▶ Assignment
Excluding images, repeat the data exactly as given.

▶ Raw data
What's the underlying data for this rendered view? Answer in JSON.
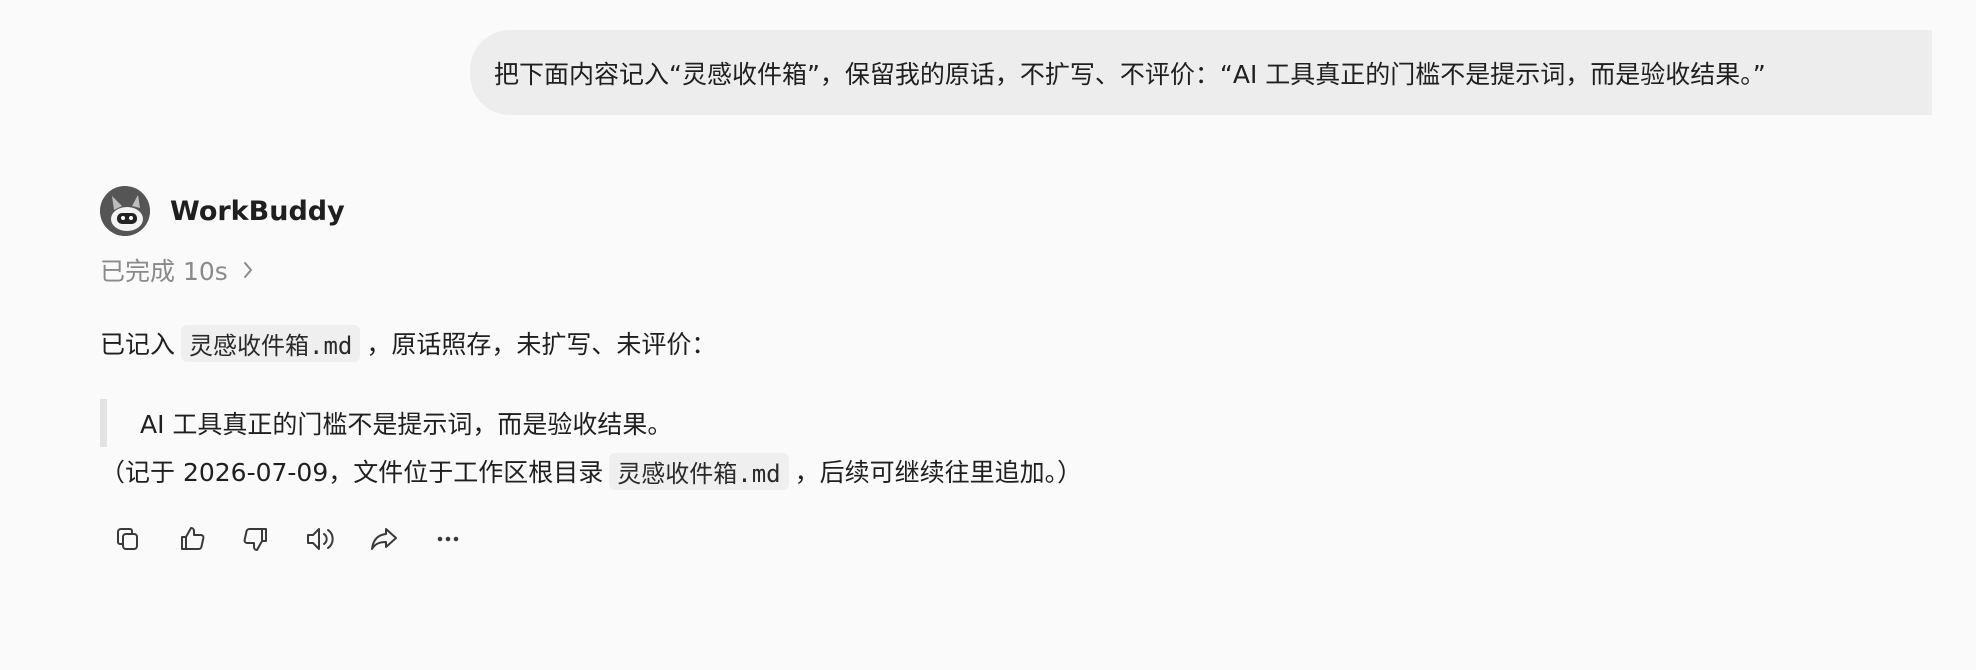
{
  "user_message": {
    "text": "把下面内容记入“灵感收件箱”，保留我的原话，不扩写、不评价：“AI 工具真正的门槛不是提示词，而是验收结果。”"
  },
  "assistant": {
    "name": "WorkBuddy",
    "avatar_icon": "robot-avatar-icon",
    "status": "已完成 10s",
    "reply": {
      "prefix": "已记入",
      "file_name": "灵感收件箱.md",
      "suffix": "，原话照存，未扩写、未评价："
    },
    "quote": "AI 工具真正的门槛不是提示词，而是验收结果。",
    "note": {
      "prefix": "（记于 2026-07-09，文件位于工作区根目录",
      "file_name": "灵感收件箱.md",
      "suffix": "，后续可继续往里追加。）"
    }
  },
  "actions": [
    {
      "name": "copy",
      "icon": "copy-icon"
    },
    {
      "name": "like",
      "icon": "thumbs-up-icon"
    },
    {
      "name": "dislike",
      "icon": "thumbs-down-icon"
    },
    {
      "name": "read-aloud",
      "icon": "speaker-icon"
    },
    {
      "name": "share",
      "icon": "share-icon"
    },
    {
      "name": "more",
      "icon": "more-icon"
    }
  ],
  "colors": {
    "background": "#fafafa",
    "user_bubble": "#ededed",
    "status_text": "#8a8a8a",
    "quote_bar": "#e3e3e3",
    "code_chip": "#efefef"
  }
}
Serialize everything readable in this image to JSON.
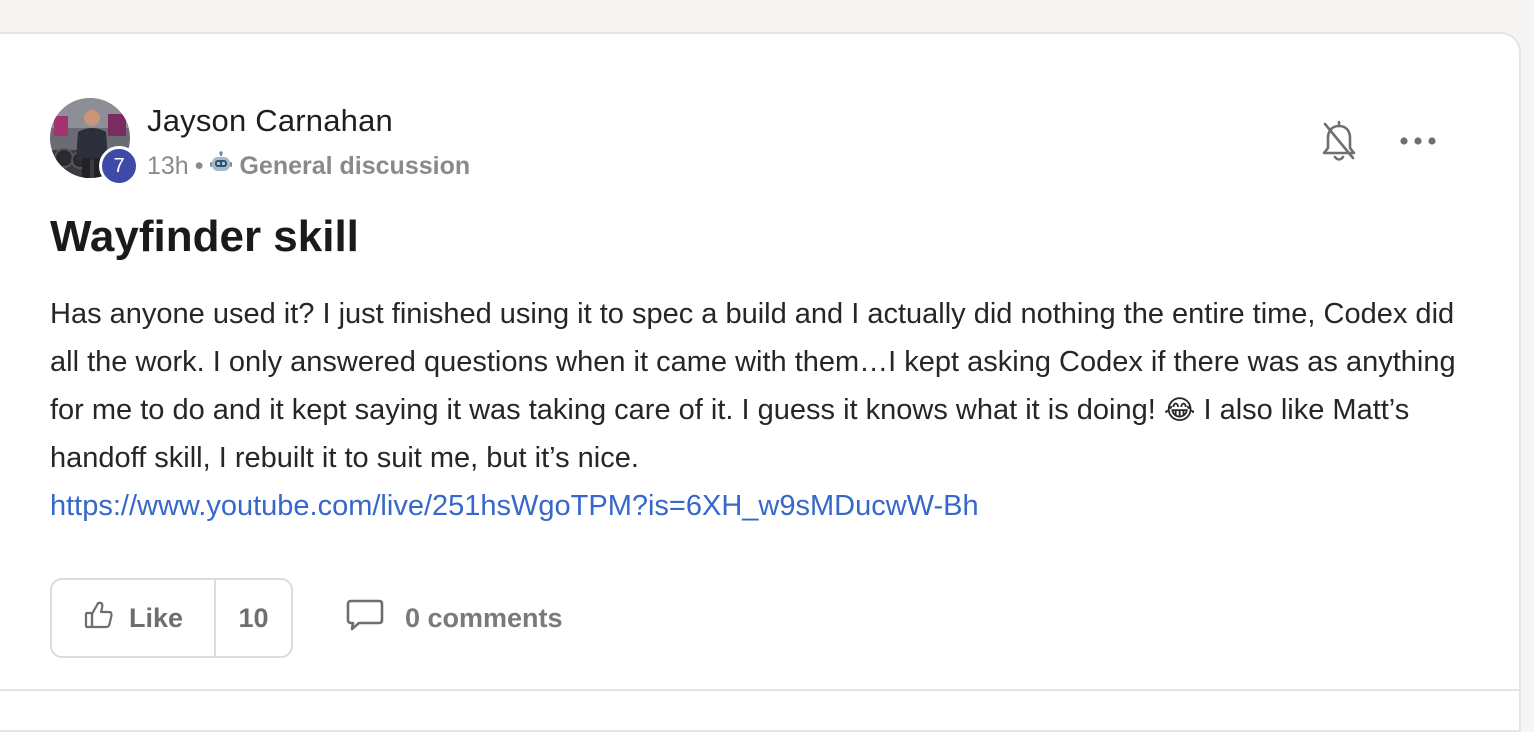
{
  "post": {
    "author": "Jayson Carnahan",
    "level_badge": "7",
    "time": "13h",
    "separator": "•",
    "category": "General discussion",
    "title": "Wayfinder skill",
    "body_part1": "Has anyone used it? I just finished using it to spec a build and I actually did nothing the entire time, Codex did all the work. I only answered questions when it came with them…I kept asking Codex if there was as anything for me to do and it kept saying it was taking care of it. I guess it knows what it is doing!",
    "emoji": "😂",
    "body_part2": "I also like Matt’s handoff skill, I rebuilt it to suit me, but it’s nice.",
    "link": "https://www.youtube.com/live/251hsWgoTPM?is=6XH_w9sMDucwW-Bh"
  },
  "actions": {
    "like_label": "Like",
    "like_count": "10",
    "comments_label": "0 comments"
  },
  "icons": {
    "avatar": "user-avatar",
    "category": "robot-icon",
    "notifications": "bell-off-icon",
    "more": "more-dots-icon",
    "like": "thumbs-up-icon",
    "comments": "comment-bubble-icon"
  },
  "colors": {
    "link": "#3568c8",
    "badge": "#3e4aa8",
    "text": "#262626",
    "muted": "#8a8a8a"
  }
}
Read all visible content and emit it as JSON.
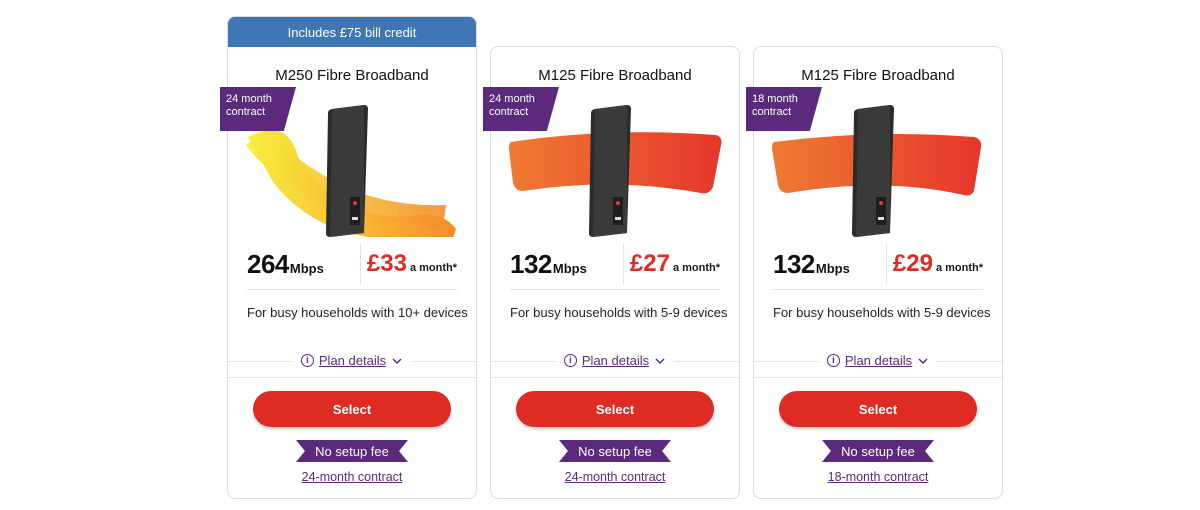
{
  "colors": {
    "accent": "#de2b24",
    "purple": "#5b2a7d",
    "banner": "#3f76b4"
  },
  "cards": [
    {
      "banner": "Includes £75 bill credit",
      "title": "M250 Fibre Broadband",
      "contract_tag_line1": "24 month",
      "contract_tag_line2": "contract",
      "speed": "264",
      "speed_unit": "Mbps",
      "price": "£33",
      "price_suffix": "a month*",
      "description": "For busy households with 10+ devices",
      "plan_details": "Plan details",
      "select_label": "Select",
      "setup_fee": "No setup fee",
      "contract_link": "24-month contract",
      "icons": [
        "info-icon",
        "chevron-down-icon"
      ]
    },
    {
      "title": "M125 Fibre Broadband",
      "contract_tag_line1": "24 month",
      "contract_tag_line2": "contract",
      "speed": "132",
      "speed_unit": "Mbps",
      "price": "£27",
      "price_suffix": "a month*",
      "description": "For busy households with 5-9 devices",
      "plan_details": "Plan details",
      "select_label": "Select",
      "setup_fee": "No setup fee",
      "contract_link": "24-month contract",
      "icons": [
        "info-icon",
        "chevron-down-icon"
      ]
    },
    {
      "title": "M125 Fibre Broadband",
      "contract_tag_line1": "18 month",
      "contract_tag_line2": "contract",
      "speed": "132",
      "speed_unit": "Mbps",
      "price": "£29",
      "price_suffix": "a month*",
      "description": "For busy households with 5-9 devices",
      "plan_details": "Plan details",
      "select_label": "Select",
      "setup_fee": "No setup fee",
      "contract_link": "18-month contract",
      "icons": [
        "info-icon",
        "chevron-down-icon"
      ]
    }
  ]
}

▶ Answer for this exercise
What's the underlying data for this rendered view? Answer in JSON.
{
  "user_message": {
    "text": "把下面内容记入“灵感收件箱”，保留我的原话，不扩写、不评价：“AI 工具真正的门槛不是提示词，而是验收结果。”"
  },
  "assistant": {
    "name": "WorkBuddy",
    "avatar_icon": "robot-avatar-icon",
    "status": "已完成 10s",
    "reply": {
      "prefix": "已记入",
      "file_name": "灵感收件箱.md",
      "suffix": "，原话照存，未扩写、未评价："
    },
    "quote": "AI 工具真正的门槛不是提示词，而是验收结果。",
    "note": {
      "prefix": "（记于 2026-07-09，文件位于工作区根目录",
      "file_name": "灵感收件箱.md",
      "suffix": "，后续可继续往里追加。）"
    }
  },
  "actions": [
    {
      "name": "copy",
      "icon": "copy-icon"
    },
    {
      "name": "like",
      "icon": "thumbs-up-icon"
    },
    {
      "name": "dislike",
      "icon": "thumbs-down-icon"
    },
    {
      "name": "read-aloud",
      "icon": "speaker-icon"
    },
    {
      "name": "share",
      "icon": "share-icon"
    },
    {
      "name": "more",
      "icon": "more-icon"
    }
  ],
  "colors": {
    "background": "#fafafa",
    "user_bubble": "#ededed",
    "status_text": "#8a8a8a",
    "quote_bar": "#e3e3e3",
    "code_chip": "#efefef"
  }
}
Serialize everything readable in this image to JSON.
{
  "post": {
    "author": "Jayson Carnahan",
    "level_badge": "7",
    "time": "13h",
    "separator": "•",
    "category": "General discussion",
    "title": "Wayfinder skill",
    "body_part1": "Has anyone used it? I just finished using it to spec a build and I actually did nothing the entire time, Codex did all the work. I only answered questions when it came with them…I kept asking Codex if there was as anything for me to do and it kept saying it was taking care of it. I guess it knows what it is doing!",
    "emoji": "😂",
    "body_part2": "I also like Matt’s handoff skill, I rebuilt it to suit me, but it’s nice.",
    "link": "https://www.youtube.com/live/251hsWgoTPM?is=6XH_w9sMDucwW-Bh"
  },
  "actions": {
    "like_label": "Like",
    "like_count": "10",
    "comments_label": "0 comments"
  },
  "icons": {
    "avatar": "user-avatar",
    "category": "robot-icon",
    "notifications": "bell-off-icon",
    "more": "more-dots-icon",
    "like": "thumbs-up-icon",
    "comments": "comment-bubble-icon"
  },
  "colors": {
    "link": "#3568c8",
    "badge": "#3e4aa8",
    "text": "#262626",
    "muted": "#8a8a8a"
  }
}
Read all visible content and emit it as JSON.
{
  "colors": {
    "accent": "#de2b24",
    "purple": "#5b2a7d",
    "banner": "#3f76b4"
  },
  "cards": [
    {
      "banner": "Includes £75 bill credit",
      "title": "M250 Fibre Broadband",
      "contract_tag_line1": "24 month",
      "contract_tag_line2": "contract",
      "speed": "264",
      "speed_unit": "Mbps",
      "price": "£33",
      "price_suffix": "a month*",
      "description": "For busy households with 10+ devices",
      "plan_details": "Plan details",
      "select_label": "Select",
      "setup_fee": "No setup fee",
      "contract_link": "24-month contract",
      "icons": [
        "info-icon",
        "chevron-down-icon"
      ]
    },
    {
      "title": "M125 Fibre Broadband",
      "contract_tag_line1": "24 month",
      "contract_tag_line2": "contract",
      "speed": "132",
      "speed_unit": "Mbps",
      "price": "£27",
      "price_suffix": "a month*",
      "description": "For busy households with 5-9 devices",
      "plan_details": "Plan details",
      "select_label": "Select",
      "setup_fee": "No setup fee",
      "contract_link": "24-month contract",
      "icons": [
        "info-icon",
        "chevron-down-icon"
      ]
    },
    {
      "title": "M125 Fibre Broadband",
      "contract_tag_line1": "18 month",
      "contract_tag_line2": "contract",
      "speed": "132",
      "speed_unit": "Mbps",
      "price": "£29",
      "price_suffix": "a month*",
      "description": "For busy households with 5-9 devices",
      "plan_details": "Plan details",
      "select_label": "Select",
      "setup_fee": "No setup fee",
      "contract_link": "18-month contract",
      "icons": [
        "info-icon",
        "chevron-down-icon"
      ]
    }
  ]
}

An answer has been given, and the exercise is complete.